There’s a ship somewhere off the coast, we think about 50 miles off the coast of Liberia, with some 3,000 American troops. Whether and when they will ever come ashore again remains a mystery. Those are decisions that Washington is evidently making, and we’re still in the dark about that.
RAY SUAREZ: What do the Liberians make of this? They were said to be fairly impatient, at one point, waiting for the Americans to make some kind of arrival in the capital.
SOMINI SENGUPTA: I think Liberians that I’ve talked to on the streets have grown weary asking for, begging for American intervention. At this point what you will hear on the streets here is great anticipation; not yet quite a sense of relief, but certainly great anticipation that West African forces will start deploying very, very soon and will start securing the city so people can move around; so they can cross the bridges from one side of the city that’s held by the government to the other side of the city, which is held by rebels;

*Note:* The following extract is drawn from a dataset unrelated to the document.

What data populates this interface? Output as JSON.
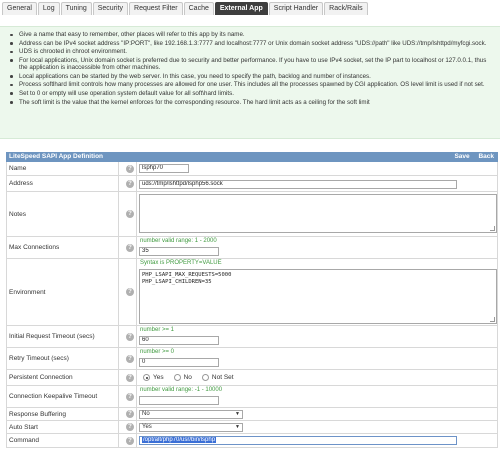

RAY SUAREZ: Word reaching the United States about Monrovia, not the rest of the country, indicates that a lull in the fighting has accompanied the arrival of the small Nigerian contingent. Has that lull made it possible to get humanitarian supplies into a city that evidently needs them pretty badly?
SOMINI SENGUPTA: Well, the only way the humanitarian supplies can be brought in here right now is by plane, and that’s obviously prohibitively expensive. You can only bring small amounts of things at a time.

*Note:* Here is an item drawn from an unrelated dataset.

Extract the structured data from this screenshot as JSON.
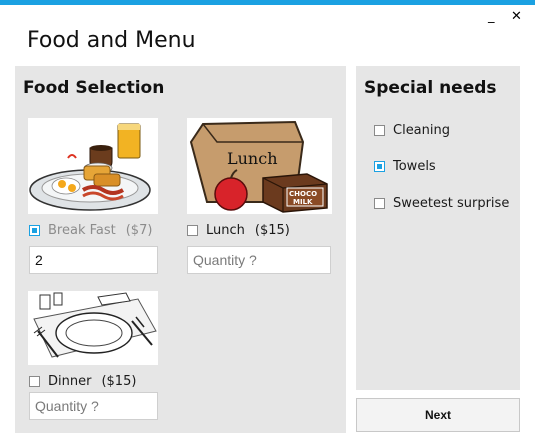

So some humanitarian supplies have been flown in by international aid agencies, but the port is really the vital… is a vital thing. If things come into the port, if goods come into the port now, they are only available to the side of the city, the half of the city that’s controlled by the rebels. I crossed over onto the rebel- held side yesterday and got just a very stark, stark shot of this. They have a makeshift hospital in a brewery on that side.
Surgeries are being done by local community nurses. They have no painkillers left; they have no antibiotics left, very few antibiotics left; they’re low on sutures and bandages; and they’ve got wounded soldiers and civilians laying on the floor of this brewery.
But food is in abundant supply over on that side. Rice is cheap. Fuel is cheap. Meanwhile, on this side, on the government side, fuel costs $30 a gallon on the government side of the city, and that just gives you some idea of how completely dysfunctional, I mean, how completely impossible it is for ordinary people to survive here.
RAY SUAREZ: From Monrovia, Somini Sengupta of the New York Times. Thanks a lot.